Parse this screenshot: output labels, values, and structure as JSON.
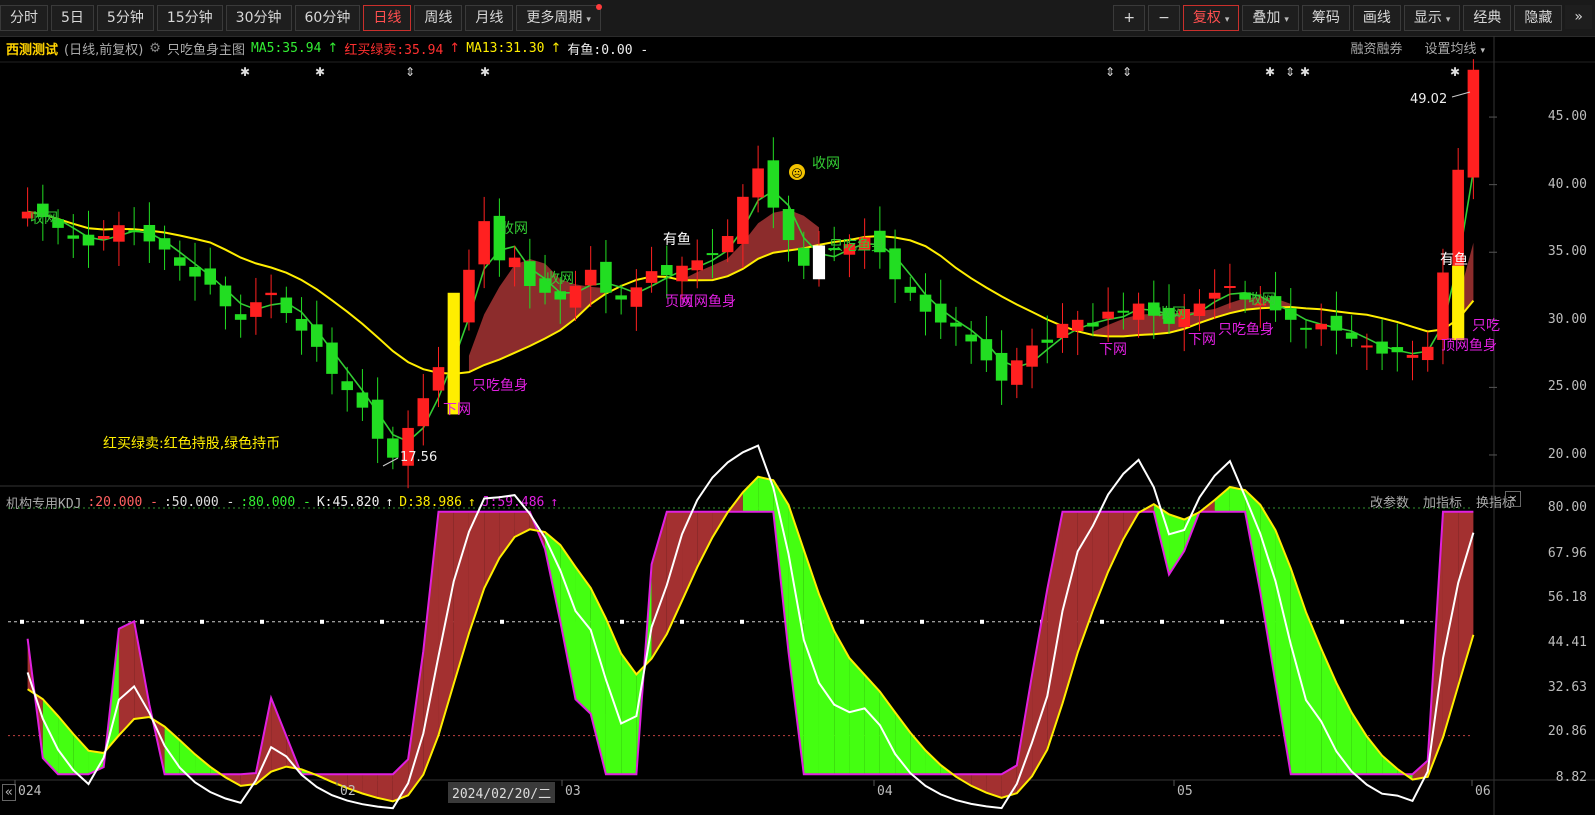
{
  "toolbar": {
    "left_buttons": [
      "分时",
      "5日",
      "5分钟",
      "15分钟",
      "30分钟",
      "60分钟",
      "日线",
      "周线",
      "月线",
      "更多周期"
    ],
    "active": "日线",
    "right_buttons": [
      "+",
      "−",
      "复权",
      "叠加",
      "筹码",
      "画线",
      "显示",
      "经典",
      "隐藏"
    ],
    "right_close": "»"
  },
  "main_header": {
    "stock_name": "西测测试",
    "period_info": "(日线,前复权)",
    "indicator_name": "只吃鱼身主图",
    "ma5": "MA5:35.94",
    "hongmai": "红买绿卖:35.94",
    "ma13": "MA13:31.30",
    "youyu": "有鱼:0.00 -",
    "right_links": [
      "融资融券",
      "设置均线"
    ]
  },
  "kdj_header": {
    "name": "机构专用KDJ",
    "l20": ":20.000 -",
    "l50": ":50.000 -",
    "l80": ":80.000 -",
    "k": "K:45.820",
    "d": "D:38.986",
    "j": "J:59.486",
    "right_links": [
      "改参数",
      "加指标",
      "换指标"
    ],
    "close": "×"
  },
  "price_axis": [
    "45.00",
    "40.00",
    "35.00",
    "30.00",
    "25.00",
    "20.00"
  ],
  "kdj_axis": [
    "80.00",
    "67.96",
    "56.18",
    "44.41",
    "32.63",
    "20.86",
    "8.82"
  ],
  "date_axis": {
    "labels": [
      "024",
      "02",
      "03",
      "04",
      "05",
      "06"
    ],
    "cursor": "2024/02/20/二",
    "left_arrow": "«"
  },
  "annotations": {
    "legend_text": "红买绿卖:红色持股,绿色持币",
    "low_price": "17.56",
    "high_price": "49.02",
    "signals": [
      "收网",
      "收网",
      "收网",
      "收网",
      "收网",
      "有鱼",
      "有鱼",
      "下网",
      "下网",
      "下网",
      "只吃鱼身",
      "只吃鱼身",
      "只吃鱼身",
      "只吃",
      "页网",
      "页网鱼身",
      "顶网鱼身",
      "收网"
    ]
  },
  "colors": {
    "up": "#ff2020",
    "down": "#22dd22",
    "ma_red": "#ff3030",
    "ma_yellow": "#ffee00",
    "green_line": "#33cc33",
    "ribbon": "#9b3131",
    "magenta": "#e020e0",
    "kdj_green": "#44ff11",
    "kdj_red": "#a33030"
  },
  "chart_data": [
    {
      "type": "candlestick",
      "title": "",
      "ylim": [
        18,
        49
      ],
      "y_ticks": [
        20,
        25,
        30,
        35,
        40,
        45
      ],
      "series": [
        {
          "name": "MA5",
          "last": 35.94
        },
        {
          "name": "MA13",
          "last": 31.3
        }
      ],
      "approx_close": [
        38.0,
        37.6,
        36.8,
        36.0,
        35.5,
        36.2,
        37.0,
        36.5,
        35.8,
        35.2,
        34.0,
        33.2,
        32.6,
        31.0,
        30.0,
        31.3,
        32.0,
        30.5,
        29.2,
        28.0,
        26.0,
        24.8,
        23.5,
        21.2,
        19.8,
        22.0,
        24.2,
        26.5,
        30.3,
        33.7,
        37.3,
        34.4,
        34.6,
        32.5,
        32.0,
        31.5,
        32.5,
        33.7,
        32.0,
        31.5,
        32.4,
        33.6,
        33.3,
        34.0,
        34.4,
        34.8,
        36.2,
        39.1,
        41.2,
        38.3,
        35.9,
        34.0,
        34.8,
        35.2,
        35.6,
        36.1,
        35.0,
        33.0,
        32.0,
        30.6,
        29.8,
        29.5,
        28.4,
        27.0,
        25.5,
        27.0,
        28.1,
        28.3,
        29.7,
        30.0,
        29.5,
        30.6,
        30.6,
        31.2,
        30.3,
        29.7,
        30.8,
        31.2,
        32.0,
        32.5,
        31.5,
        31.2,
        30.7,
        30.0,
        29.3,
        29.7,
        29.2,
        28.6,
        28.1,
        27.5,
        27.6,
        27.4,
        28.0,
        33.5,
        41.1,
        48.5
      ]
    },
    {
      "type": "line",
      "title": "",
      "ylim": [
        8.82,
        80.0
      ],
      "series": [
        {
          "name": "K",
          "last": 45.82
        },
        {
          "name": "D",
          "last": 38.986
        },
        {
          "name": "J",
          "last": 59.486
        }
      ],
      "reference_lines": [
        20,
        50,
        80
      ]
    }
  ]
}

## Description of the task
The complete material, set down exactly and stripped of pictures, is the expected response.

## Task answer
Parse this screenshot: output labels, values, and structure as JSON.
{
  "toolbar": {
    "left_buttons": [
      "分时",
      "5日",
      "5分钟",
      "15分钟",
      "30分钟",
      "60分钟",
      "日线",
      "周线",
      "月线",
      "更多周期"
    ],
    "active": "日线",
    "right_buttons": [
      "+",
      "−",
      "复权",
      "叠加",
      "筹码",
      "画线",
      "显示",
      "经典",
      "隐藏"
    ],
    "right_close": "»"
  },
  "main_header": {
    "stock_name": "西测测试",
    "period_info": "(日线,前复权)",
    "indicator_name": "只吃鱼身主图",
    "ma5": "MA5:35.94",
    "hongmai": "红买绿卖:35.94",
    "ma13": "MA13:31.30",
    "youyu": "有鱼:0.00 -",
    "right_links": [
      "融资融券",
      "设置均线"
    ]
  },
  "kdj_header": {
    "name": "机构专用KDJ",
    "l20": ":20.000 -",
    "l50": ":50.000 -",
    "l80": ":80.000 -",
    "k": "K:45.820",
    "d": "D:38.986",
    "j": "J:59.486",
    "right_links": [
      "改参数",
      "加指标",
      "换指标"
    ],
    "close": "×"
  },
  "price_axis": [
    "45.00",
    "40.00",
    "35.00",
    "30.00",
    "25.00",
    "20.00"
  ],
  "kdj_axis": [
    "80.00",
    "67.96",
    "56.18",
    "44.41",
    "32.63",
    "20.86",
    "8.82"
  ],
  "date_axis": {
    "labels": [
      "024",
      "02",
      "03",
      "04",
      "05",
      "06"
    ],
    "cursor": "2024/02/20/二",
    "left_arrow": "«"
  },
  "annotations": {
    "legend_text": "红买绿卖:红色持股,绿色持币",
    "low_price": "17.56",
    "high_price": "49.02",
    "signals": [
      "收网",
      "收网",
      "收网",
      "收网",
      "收网",
      "有鱼",
      "有鱼",
      "下网",
      "下网",
      "下网",
      "只吃鱼身",
      "只吃鱼身",
      "只吃鱼身",
      "只吃",
      "页网",
      "页网鱼身",
      "顶网鱼身",
      "收网"
    ]
  },
  "colors": {
    "up": "#ff2020",
    "down": "#22dd22",
    "ma_red": "#ff3030",
    "ma_yellow": "#ffee00",
    "green_line": "#33cc33",
    "ribbon": "#9b3131",
    "magenta": "#e020e0",
    "kdj_green": "#44ff11",
    "kdj_red": "#a33030"
  },
  "chart_data": [
    {
      "type": "candlestick",
      "title": "",
      "ylim": [
        18,
        49
      ],
      "y_ticks": [
        20,
        25,
        30,
        35,
        40,
        45
      ],
      "series": [
        {
          "name": "MA5",
          "last": 35.94
        },
        {
          "name": "MA13",
          "last": 31.3
        }
      ],
      "approx_close": [
        38.0,
        37.6,
        36.8,
        36.0,
        35.5,
        36.2,
        37.0,
        36.5,
        35.8,
        35.2,
        34.0,
        33.2,
        32.6,
        31.0,
        30.0,
        31.3,
        32.0,
        30.5,
        29.2,
        28.0,
        26.0,
        24.8,
        23.5,
        21.2,
        19.8,
        22.0,
        24.2,
        26.5,
        30.3,
        33.7,
        37.3,
        34.4,
        34.6,
        32.5,
        32.0,
        31.5,
        32.5,
        33.7,
        32.0,
        31.5,
        32.4,
        33.6,
        33.3,
        34.0,
        34.4,
        34.8,
        36.2,
        39.1,
        41.2,
        38.3,
        35.9,
        34.0,
        34.8,
        35.2,
        35.6,
        36.1,
        35.0,
        33.0,
        32.0,
        30.6,
        29.8,
        29.5,
        28.4,
        27.0,
        25.5,
        27.0,
        28.1,
        28.3,
        29.7,
        30.0,
        29.5,
        30.6,
        30.6,
        31.2,
        30.3,
        29.7,
        30.8,
        31.2,
        32.0,
        32.5,
        31.5,
        31.2,
        30.7,
        30.0,
        29.3,
        29.7,
        29.2,
        28.6,
        28.1,
        27.5,
        27.6,
        27.4,
        28.0,
        33.5,
        41.1,
        48.5
      ]
    },
    {
      "type": "line",
      "title": "",
      "ylim": [
        8.82,
        80.0
      ],
      "series": [
        {
          "name": "K",
          "last": 45.82
        },
        {
          "name": "D",
          "last": 38.986
        },
        {
          "name": "J",
          "last": 59.486
        }
      ],
      "reference_lines": [
        20,
        50,
        80
      ]
    }
  ]
}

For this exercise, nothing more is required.